I am reminded of the continuous lack of attention given to unpacking the commercialized materiality of pop culture and its would-be gods. Above all else, Beyoncé’s music is created to generate profit much like Super Bowl 50 and its countless ads so many of us consumed on Sunday. Sure, pop music can be influential on an individual and communal level, but it is dangerous when we fail to consider the ways in which songs such as “Formation” or last year’s “Flawless” are essentially an advertisement for Beyoncé’s brand — making her forever evolving activism (and the public’s eager consumption of it) a self-sustaining cash cow with limitless potential.
As Jazmine Hughes points out in this week’s piece for Cosmopolitan, Beyoncé “knows that her activism is a conversation with her fans.” For Hughes and many others, this conversation “brings Beyoncé back to what she does best: representing us while encouraging us to do better.” But what if such representation leaves some of us yearning for a conversation divorced from the very system that has historically profited from black bodies, black culture, and now black activism?

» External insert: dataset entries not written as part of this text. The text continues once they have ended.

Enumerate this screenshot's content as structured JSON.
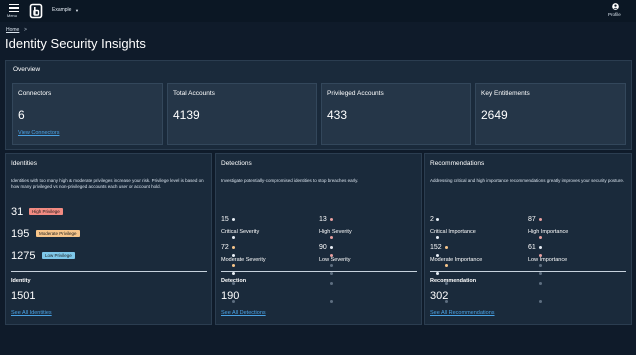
{
  "header": {
    "menu_label": "Menu",
    "workspace": "Example",
    "profile_label": "Profile"
  },
  "breadcrumb": {
    "home": "Home",
    "sep": ">"
  },
  "page_title": "Identity Security Insights",
  "overview": {
    "title": "Overview",
    "cards": [
      {
        "label": "Connectors",
        "value": "6",
        "link": "View Connectors"
      },
      {
        "label": "Total Accounts",
        "value": "4139"
      },
      {
        "label": "Privileged Accounts",
        "value": "433"
      },
      {
        "label": "Key Entitlements",
        "value": "2649"
      }
    ]
  },
  "identities": {
    "title": "Identities",
    "description": "Identities with too many high & moderate privileges increase your risk. Privilege level is based on how many privileged vs non-privileged accounts each user or account hold.",
    "rows": [
      {
        "value": "31",
        "badge": "High Privilege",
        "color": "#f28b82"
      },
      {
        "value": "195",
        "badge": "Moderate Privilege",
        "color": "#f7c58a"
      },
      {
        "value": "1275",
        "badge": "Low Privilege",
        "color": "#7ec8ea"
      }
    ],
    "total_label": "Identity",
    "total_value": "1501",
    "link": "See All Identities"
  },
  "detections": {
    "title": "Detections",
    "description": "Investigate potentially-compromised identities to stop breaches early.",
    "metrics": [
      {
        "value": "15",
        "label": "Critical Severity",
        "filled": 4
      },
      {
        "value": "13",
        "label": "High Severity",
        "filled": 3
      },
      {
        "value": "72",
        "label": "Moderate Severity",
        "filled": 2
      },
      {
        "value": "90",
        "label": "Low Severity",
        "filled": 1
      }
    ],
    "total_label": "Detection",
    "total_value": "190",
    "link": "See All Detections"
  },
  "recommendations": {
    "title": "Recommendations",
    "description": "Addressing critical and high importance recommendations greatly improves your security posture.",
    "metrics": [
      {
        "value": "2",
        "label": "Critical Importance",
        "filled": 4
      },
      {
        "value": "87",
        "label": "High Importance",
        "filled": 3
      },
      {
        "value": "152",
        "label": "Moderate Importance",
        "filled": 2
      },
      {
        "value": "61",
        "label": "Low Importance",
        "filled": 1
      }
    ],
    "total_label": "Recommendation",
    "total_value": "302",
    "link": "See All Recommendations"
  },
  "colors": {
    "link": "#4aa3e6",
    "dot_filled_identity": "#e6edf5",
    "dot_critical": "#e6edf5",
    "dot_empty": "#5d6e80"
  }
}
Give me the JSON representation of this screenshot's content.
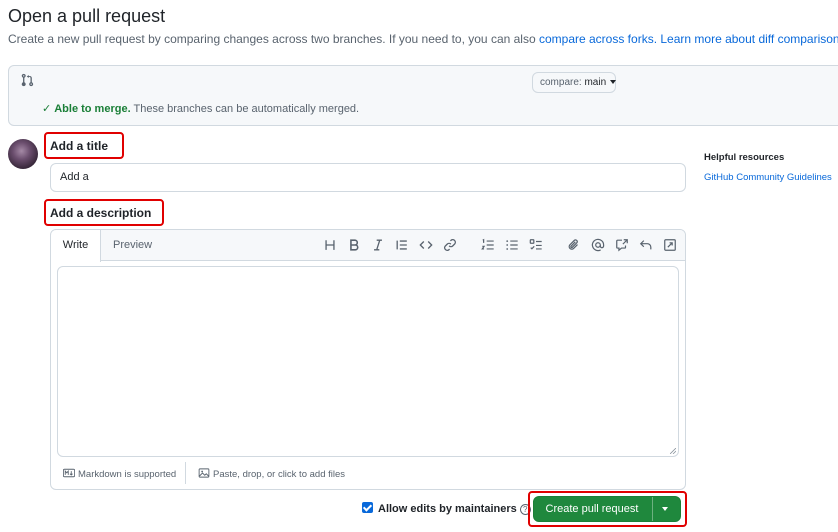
{
  "header": {
    "title": "Open a pull request",
    "subtitle_text": "Create a new pull request by comparing changes across two branches. If you need to, you can also",
    "compare_forks_link": "compare across forks.",
    "learn_more_link": "Learn more about diff comparisons here."
  },
  "range": {
    "compare_prefix": "compare:",
    "compare_branch": "main",
    "merge_status": "Able to merge.",
    "merge_detail": "These branches can be automatically merged."
  },
  "form": {
    "title_label": "Add a title",
    "title_value": "Add a",
    "description_label": "Add a description",
    "tabs": {
      "write": "Write",
      "preview": "Preview"
    },
    "footer_markdown": "Markdown is supported",
    "footer_files": "Paste, drop, or click to add files",
    "allow_edits_label": "Allow edits by maintainers",
    "allow_edits_checked": true,
    "create_button": "Create pull request",
    "toolbar_icons": [
      "heading-icon",
      "bold-icon",
      "italic-icon",
      "quote-icon",
      "code-icon",
      "link-icon",
      "ordered-list-icon",
      "unordered-list-icon",
      "task-list-icon",
      "attach-icon",
      "mention-icon",
      "reference-icon",
      "undo-icon",
      "fullscreen-icon"
    ]
  },
  "sidebar": {
    "heading": "Helpful resources",
    "link": "GitHub Community Guidelines"
  },
  "colors": {
    "accent_blue": "#0969da",
    "success_green": "#1a7f37",
    "primary_button": "#1f883d",
    "highlight_red": "#e00000"
  }
}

If the “best revenge” or the answer to progress “is your paper” as the lyrics to “Formation” suggest, Bey’s brand of activism is ultimately doomed. Viewing monetary prowess as power is not only a familiar (and flawed) trope within her genre, it is also a predictably capitalistic formula for agency. Prefaced by a reminder to “always stay gracious,” Bey’s suggested route towards liberation is contingent on two things: respectability and the mobility that comes with affluence.

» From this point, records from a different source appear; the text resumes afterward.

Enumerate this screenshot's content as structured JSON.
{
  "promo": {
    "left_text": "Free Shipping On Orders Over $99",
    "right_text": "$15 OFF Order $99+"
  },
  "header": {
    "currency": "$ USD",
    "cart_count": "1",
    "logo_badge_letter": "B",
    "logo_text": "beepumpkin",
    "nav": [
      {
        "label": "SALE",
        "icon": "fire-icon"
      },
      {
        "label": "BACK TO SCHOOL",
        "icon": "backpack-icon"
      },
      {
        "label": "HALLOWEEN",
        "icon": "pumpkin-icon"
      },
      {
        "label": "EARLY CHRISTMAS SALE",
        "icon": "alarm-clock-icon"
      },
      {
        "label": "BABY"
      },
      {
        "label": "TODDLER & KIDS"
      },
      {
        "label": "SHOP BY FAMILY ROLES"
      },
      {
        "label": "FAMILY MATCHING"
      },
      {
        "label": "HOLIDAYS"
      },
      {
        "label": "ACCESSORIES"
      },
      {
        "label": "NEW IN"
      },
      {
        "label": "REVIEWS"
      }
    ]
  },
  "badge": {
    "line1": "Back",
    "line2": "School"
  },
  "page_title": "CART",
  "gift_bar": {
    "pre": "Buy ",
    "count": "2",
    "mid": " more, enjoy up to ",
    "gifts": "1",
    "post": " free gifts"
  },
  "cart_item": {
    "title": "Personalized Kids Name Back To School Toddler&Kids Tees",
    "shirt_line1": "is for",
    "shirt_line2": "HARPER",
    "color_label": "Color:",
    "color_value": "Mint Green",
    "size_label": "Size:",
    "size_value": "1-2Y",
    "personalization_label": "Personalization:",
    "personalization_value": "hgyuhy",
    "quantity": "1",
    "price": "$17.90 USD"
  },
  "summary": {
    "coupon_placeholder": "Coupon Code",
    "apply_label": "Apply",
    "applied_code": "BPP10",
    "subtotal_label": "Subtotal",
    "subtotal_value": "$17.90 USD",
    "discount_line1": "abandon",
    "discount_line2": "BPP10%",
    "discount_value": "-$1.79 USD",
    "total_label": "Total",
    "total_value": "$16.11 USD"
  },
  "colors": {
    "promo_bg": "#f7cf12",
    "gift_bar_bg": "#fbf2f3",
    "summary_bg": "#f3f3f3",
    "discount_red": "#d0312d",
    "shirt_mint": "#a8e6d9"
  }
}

Bey’s respectability politics operate on their own terms, allowing for her faithful followers to ascend but only to a point. The packaging may be different, but the pedagogy is all too familiar. Resist or dismiss her formula for agency and find yourself “eliminated,” banished to the fringe of black intellectualism and discourse. Bey’s route towards power in this sense is an ultimatum. As she addresses her listeners (“ladies”), she urges them to “get into formation,” to take action, while keeping herself at the forefront as a role model and example of how both “grace” and “paper” translates into power. “Prove to me you got some coordination,” she demands. Comply or be silenced. The options are clear: Utilize what Audre Lorde would call “the master’s tools” or be rendered irrelevant.
In such moments of contemplation, activist Bobby Seale’s words in “Seize the Time: The Story of the Black Panther Party and Huey P. Newton” echo in my mind. “The cultural nationalists say that a Black man cannot be the enemy of the Black people, while the Panthers believe that Black capitalists are exploiters and oppressors. Although the Black Panther Party believes in Black nationalism and Black culture, it does not believe that either will lead to Black liberation or the overthrow of the capitalist system, and are therefore ineffective.”

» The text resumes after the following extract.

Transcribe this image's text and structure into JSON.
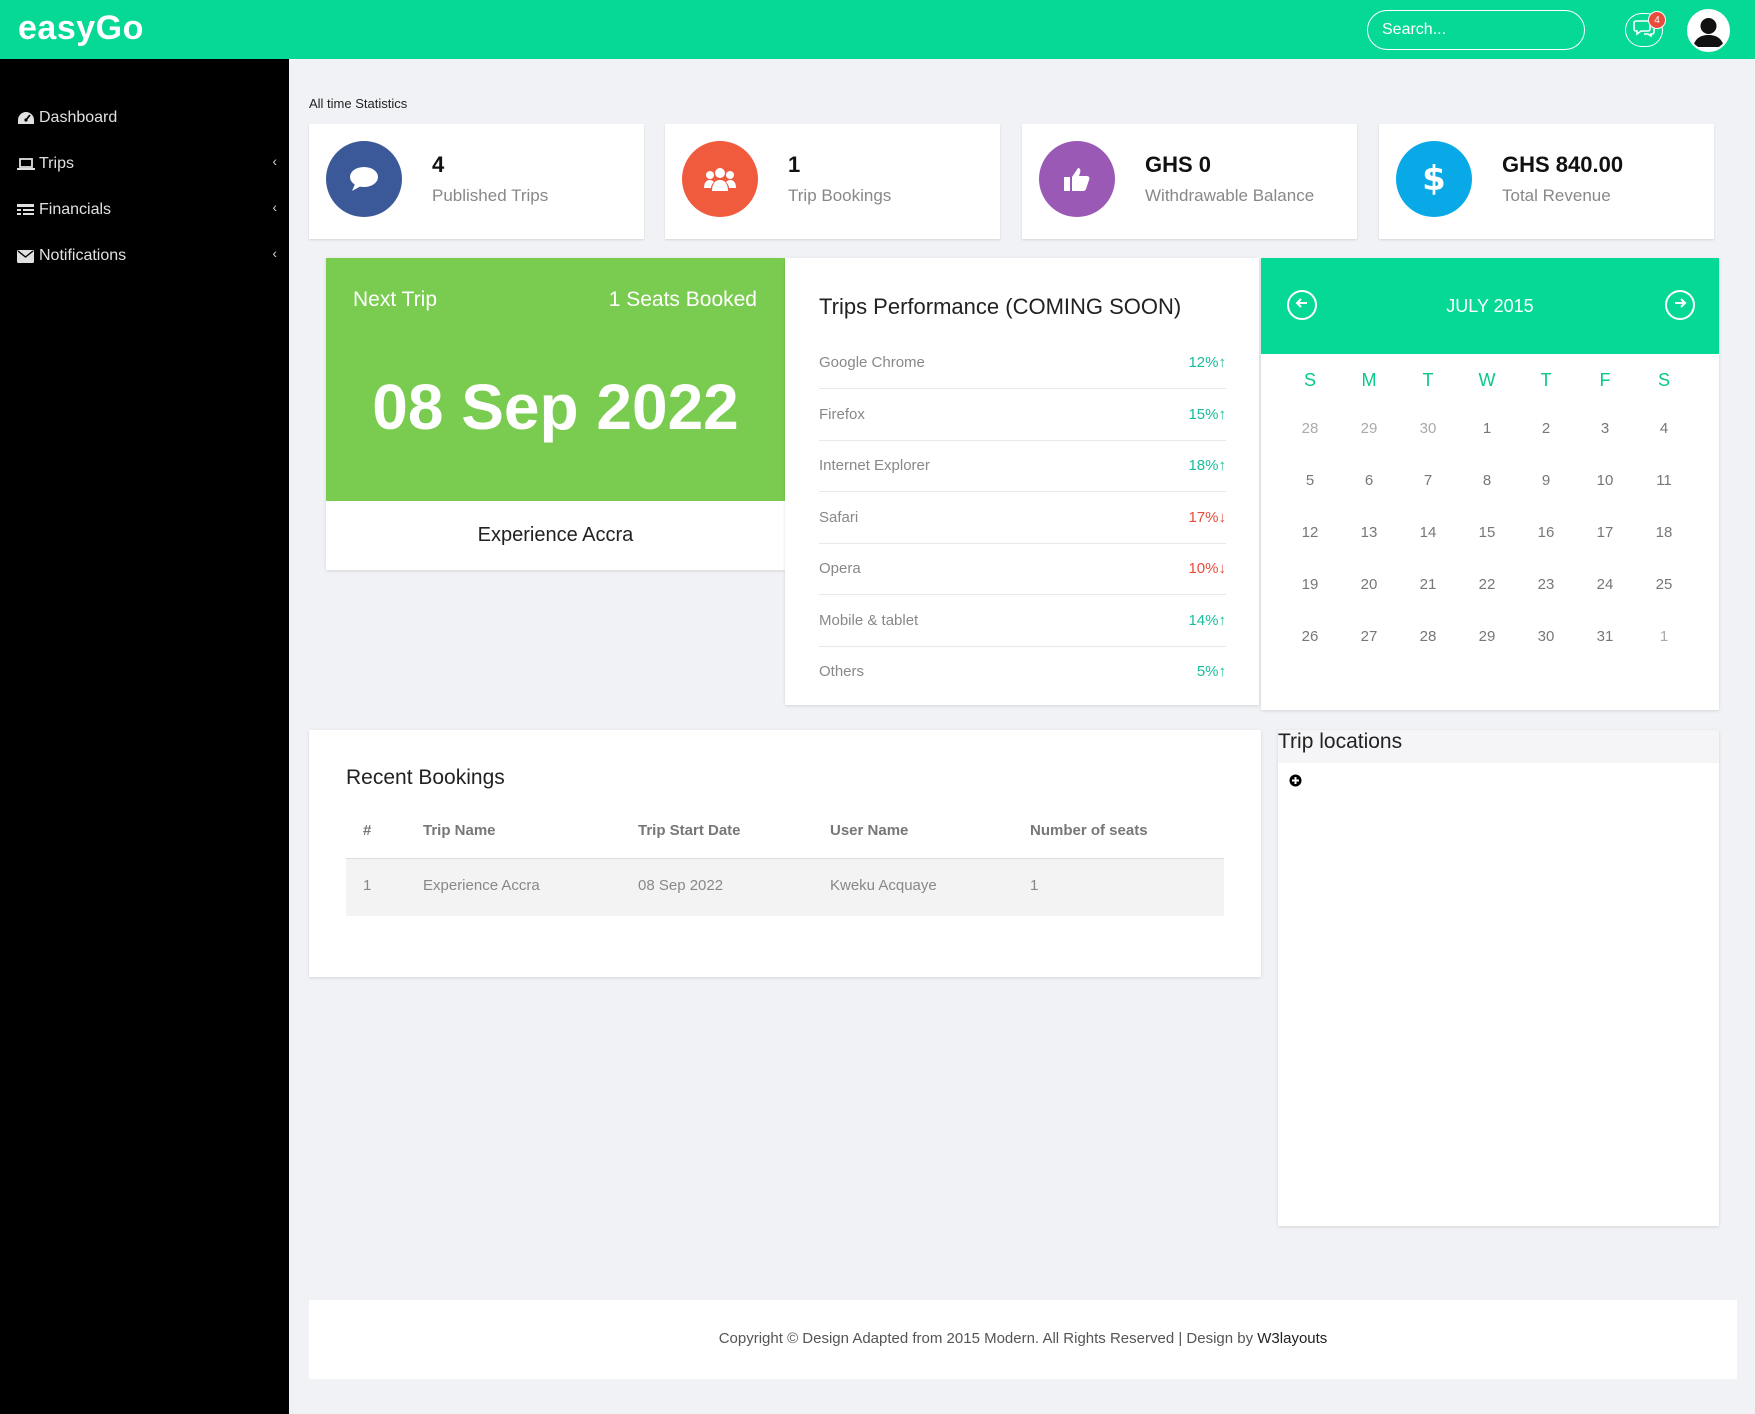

Seale’s words and the conviction that “Black culture … will [neither] lead to Black liberation or the overthrow of the capitalist system” feels like a timely and relevant lens to apply when deconstructing representations of blackness within mainstream culture. Yes, “Formation” and its viral Super Bowl Sunday performance is inherently a black narrative, yet its mode of presentation is rooted in the same corrupt system that has lead us to this historical moment we stand in now. Activism and consumerism are one and the same. Its impact is temporary and perhaps “ineffective” in the long run due to being crafted by a capitalist we so lovingly call Bey.
The impact of her latest single and the visually arresting symbolism of her performance is undeniable, yet it is alarming how we as a community unabashedly endorse without question or pause the soft politics of pop icons. It’s problematic to consume without caution, even if we see a reflection of ourselves, our mothers or sisters in their narratives. As much as we might feel empowered by the grace of their choreography and the back beats of their latest anthems, we as black Americans should allow ourselves the space to question the messages we are given, even if those messages are tailor-made for us. Whether delivered via Tidal or Twitter, the politics of Beyoncé and similarly monolithic celebrities should not be applauded without hesitation.
[photos: CBS Sports/NFL]